For those of you who caught his Oscar-winning “A Fantastic Woman” a couple years back, this feeling won’t be anything new. The same can be said for our connection to the films leading woman–Julianne Moore is as fantastic as any woman, and by the time the credits rolled, all I wanted to do was give her a hug. It’s one thing to grow old with a fractured family, it’s another thing to grow old with a fractured heart. (Ironically, for a film about the process of aging, Lelio and cohorts picked out the Rob Lowe of actresses). Not that it matters, really. Since this intentionally intimate and unabashedly awkward romantic comedy (?) can speak to those of all ages. Which makes it a shame that I couldn’t like it more. 

If the film works best as a commentary on the cycles of life, it’s the constant need to recycle that prohibits this from becoming transporting cinema. A shot for shot remake of the original, with a rehashing of the themes of Claire Denis, there isn’t anything new here. We have seen woman struggle to find love on screen more than we have in real life–and that’s saying something. So what does this bring to the table? Besides Julianne Moore playing the most likable character to grace the screen in years. Which is great and all, but it will leave you wanting more. By the end the voices in your head won’t be calling Gloria. But they might be calling Moore. Or for more? Probably both.

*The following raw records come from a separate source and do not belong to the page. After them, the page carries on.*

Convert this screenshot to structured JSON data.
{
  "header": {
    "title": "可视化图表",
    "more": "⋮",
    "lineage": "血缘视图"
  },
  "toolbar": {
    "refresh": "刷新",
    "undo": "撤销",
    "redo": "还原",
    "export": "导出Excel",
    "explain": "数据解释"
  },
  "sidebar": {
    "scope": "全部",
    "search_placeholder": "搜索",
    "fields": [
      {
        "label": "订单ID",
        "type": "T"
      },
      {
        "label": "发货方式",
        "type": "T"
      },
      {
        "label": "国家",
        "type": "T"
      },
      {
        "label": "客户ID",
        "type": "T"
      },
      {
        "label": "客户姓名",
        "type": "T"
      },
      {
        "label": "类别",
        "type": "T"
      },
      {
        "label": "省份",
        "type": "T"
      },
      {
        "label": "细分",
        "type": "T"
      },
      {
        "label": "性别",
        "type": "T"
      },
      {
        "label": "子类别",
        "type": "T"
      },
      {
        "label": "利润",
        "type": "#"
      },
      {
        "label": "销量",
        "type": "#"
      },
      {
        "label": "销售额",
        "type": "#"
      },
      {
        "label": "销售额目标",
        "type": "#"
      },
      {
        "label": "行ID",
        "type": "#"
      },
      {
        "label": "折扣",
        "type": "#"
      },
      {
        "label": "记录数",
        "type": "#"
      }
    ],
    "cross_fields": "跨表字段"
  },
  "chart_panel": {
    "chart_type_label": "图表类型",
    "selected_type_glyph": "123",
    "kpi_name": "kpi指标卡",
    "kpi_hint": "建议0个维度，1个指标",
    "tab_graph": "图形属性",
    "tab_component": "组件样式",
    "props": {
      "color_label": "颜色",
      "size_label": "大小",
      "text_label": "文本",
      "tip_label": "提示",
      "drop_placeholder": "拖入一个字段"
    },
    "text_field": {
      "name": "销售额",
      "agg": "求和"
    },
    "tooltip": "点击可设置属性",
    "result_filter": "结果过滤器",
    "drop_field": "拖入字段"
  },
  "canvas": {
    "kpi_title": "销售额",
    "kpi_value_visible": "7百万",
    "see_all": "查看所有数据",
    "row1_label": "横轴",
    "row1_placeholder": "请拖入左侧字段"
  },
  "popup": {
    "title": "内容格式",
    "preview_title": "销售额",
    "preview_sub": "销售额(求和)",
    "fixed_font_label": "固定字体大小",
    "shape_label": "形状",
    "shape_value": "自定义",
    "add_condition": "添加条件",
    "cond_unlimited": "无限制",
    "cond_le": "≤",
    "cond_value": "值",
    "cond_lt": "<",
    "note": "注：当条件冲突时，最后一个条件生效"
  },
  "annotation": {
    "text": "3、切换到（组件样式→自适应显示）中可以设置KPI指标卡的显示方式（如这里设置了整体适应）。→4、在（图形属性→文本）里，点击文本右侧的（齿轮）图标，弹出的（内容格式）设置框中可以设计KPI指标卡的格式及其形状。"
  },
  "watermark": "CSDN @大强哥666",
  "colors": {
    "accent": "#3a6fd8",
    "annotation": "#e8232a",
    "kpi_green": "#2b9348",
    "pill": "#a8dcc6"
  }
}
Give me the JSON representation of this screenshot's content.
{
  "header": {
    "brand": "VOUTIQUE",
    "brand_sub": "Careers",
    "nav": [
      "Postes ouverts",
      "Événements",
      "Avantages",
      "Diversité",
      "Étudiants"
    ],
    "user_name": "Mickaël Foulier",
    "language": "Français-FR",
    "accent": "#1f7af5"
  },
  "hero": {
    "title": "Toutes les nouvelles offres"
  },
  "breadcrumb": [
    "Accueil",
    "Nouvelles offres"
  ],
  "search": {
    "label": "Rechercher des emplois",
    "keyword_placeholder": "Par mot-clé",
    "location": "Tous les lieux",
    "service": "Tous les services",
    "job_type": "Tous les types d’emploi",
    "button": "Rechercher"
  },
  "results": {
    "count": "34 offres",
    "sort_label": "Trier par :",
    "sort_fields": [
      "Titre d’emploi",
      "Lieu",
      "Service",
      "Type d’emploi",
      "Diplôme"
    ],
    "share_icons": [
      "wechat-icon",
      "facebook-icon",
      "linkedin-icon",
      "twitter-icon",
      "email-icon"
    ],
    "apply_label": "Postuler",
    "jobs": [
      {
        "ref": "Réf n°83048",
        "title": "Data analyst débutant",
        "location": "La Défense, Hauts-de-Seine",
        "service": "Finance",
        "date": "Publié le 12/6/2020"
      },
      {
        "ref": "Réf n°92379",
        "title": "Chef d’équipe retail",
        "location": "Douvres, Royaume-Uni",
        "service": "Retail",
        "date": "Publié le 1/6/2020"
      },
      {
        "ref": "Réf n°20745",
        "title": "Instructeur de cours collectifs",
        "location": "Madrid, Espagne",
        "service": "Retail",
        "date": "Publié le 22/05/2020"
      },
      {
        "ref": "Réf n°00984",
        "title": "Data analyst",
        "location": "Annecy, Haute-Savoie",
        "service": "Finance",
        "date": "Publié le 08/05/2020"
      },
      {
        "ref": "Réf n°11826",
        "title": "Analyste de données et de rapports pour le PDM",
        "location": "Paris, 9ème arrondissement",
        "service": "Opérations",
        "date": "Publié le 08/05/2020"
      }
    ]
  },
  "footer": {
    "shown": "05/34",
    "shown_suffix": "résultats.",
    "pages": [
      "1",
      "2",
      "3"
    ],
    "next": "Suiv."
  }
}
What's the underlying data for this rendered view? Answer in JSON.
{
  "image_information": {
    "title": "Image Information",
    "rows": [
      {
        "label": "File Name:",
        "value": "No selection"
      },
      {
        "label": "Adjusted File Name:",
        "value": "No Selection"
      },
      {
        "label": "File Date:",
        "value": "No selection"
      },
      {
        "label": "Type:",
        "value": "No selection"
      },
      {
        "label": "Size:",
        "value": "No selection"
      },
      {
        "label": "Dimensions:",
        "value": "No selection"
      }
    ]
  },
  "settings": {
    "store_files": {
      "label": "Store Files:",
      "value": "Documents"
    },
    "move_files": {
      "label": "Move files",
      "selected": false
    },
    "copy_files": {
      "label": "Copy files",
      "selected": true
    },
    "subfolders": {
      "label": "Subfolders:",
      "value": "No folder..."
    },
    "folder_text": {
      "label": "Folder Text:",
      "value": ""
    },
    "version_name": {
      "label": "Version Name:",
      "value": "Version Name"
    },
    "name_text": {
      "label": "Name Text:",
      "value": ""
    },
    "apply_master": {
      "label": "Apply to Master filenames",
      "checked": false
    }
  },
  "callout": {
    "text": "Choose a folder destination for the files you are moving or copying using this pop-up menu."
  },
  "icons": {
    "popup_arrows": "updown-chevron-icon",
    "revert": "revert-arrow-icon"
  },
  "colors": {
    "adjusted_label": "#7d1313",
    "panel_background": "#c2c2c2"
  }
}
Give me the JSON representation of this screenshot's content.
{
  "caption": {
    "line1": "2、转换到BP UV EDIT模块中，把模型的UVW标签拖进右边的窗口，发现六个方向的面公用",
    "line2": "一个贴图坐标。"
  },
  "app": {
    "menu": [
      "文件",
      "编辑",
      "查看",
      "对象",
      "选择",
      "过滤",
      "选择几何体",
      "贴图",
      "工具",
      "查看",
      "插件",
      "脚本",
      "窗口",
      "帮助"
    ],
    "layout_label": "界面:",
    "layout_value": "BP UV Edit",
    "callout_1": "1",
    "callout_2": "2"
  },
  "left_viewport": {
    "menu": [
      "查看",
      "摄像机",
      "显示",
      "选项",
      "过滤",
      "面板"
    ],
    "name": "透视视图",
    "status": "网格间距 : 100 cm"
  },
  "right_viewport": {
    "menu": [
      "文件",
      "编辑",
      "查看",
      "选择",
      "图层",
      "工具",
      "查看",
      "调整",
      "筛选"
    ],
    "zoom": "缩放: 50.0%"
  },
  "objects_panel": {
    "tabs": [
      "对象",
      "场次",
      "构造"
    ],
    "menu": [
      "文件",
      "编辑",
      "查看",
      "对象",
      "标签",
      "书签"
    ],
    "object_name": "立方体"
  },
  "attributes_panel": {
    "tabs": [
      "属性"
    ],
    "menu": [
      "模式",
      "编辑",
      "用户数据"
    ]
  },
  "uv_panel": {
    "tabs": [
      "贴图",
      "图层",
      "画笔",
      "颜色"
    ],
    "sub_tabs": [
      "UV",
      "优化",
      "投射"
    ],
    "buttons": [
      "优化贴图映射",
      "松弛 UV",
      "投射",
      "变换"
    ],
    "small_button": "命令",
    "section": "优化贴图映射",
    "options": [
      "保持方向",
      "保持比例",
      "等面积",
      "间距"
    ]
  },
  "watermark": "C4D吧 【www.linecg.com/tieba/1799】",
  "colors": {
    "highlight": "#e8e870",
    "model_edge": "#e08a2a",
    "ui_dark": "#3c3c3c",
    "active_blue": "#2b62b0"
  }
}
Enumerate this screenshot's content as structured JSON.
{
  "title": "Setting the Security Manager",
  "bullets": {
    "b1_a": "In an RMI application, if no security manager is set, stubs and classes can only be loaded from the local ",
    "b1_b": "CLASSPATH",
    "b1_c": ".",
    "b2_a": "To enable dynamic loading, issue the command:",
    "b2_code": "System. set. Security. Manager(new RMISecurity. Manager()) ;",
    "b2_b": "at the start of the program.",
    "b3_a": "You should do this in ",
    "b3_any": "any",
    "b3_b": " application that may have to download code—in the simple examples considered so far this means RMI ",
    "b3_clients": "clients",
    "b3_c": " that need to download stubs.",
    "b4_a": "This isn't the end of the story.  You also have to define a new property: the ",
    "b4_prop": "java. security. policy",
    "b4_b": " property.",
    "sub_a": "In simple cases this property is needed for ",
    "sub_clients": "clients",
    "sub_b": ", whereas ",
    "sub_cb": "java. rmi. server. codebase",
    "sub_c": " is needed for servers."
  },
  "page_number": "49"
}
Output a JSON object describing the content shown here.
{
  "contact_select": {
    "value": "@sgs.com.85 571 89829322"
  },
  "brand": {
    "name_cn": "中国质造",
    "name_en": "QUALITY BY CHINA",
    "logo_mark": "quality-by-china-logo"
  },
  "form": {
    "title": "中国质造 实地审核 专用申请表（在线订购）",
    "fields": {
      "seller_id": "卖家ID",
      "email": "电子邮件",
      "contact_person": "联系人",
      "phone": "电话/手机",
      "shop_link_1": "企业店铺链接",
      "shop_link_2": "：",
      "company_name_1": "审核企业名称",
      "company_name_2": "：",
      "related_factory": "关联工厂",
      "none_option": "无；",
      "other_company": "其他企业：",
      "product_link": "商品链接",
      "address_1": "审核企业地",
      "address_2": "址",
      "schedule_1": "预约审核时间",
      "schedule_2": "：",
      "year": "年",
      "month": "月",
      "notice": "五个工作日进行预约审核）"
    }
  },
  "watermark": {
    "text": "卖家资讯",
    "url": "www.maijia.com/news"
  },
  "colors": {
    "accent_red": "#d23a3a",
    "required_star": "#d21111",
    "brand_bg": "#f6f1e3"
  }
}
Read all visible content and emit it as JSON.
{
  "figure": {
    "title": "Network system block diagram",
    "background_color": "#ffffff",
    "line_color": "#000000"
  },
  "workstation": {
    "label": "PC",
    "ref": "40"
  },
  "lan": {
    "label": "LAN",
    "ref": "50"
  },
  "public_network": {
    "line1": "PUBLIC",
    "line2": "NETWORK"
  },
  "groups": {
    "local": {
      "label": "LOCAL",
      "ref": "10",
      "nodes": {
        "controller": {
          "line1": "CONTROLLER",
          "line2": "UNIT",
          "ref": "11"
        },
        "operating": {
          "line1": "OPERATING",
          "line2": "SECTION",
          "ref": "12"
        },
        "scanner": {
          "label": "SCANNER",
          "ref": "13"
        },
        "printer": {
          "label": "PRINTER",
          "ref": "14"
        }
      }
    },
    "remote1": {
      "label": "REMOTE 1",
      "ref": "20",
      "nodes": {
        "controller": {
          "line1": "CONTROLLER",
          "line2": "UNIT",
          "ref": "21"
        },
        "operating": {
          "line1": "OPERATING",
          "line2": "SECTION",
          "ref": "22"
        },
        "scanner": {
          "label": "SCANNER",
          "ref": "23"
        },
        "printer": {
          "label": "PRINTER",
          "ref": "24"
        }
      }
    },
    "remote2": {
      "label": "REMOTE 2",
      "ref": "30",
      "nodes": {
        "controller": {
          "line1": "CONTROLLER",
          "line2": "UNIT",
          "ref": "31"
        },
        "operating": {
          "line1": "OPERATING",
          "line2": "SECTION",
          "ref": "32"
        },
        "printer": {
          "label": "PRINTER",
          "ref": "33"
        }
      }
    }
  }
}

San Diego ,
Asher Luberto is a film critic based in sunny San Diego. His work has appeared on the websites Film Inquiry, FOX, NBC, Screen Anarchy, We Got This Covered, Punch Drunk Movies, and The Entertainer. He also is a firm believer that Andrei Tarkovsky is the greatest director of all time. And as of now, no one can convince him otherwise.